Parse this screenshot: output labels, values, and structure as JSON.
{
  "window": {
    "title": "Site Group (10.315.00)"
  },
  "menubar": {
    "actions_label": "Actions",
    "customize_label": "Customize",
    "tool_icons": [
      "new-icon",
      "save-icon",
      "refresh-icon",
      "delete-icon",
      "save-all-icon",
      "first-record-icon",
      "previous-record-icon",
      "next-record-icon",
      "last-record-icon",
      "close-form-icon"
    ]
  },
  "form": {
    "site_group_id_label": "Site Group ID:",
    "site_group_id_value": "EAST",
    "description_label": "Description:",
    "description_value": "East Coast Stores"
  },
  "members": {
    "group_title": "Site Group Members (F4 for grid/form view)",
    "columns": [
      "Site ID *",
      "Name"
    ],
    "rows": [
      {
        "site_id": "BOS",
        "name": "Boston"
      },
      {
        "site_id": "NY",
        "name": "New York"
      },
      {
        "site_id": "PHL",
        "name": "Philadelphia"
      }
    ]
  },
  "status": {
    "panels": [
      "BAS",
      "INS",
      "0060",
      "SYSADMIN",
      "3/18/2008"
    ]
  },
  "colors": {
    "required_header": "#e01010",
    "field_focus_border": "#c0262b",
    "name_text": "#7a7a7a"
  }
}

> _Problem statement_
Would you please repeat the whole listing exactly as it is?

> _Response to the exercise_
Parse this screenshot: output labels, values, and structure as JSON.
{
  "window": {
    "title": "Site Group (10.315.00)"
  },
  "menubar": {
    "actions_label": "Actions",
    "customize_label": "Customize",
    "tool_icons": [
      "new-icon",
      "save-icon",
      "refresh-icon",
      "delete-icon",
      "save-all-icon",
      "first-record-icon",
      "previous-record-icon",
      "next-record-icon",
      "last-record-icon",
      "close-form-icon"
    ]
  },
  "form": {
    "site_group_id_label": "Site Group ID:",
    "site_group_id_value": "EAST",
    "description_label": "Description:",
    "description_value": "East Coast Stores"
  },
  "members": {
    "group_title": "Site Group Members (F4 for grid/form view)",
    "columns": [
      "Site ID *",
      "Name"
    ],
    "rows": [
      {
        "site_id": "BOS",
        "name": "Boston"
      },
      {
        "site_id": "NY",
        "name": "New York"
      },
      {
        "site_id": "PHL",
        "name": "Philadelphia"
      }
    ]
  },
  "status": {
    "panels": [
      "BAS",
      "INS",
      "0060",
      "SYSADMIN",
      "3/18/2008"
    ]
  },
  "colors": {
    "required_header": "#e01010",
    "field_focus_border": "#c0262b",
    "name_text": "#7a7a7a"
  }
}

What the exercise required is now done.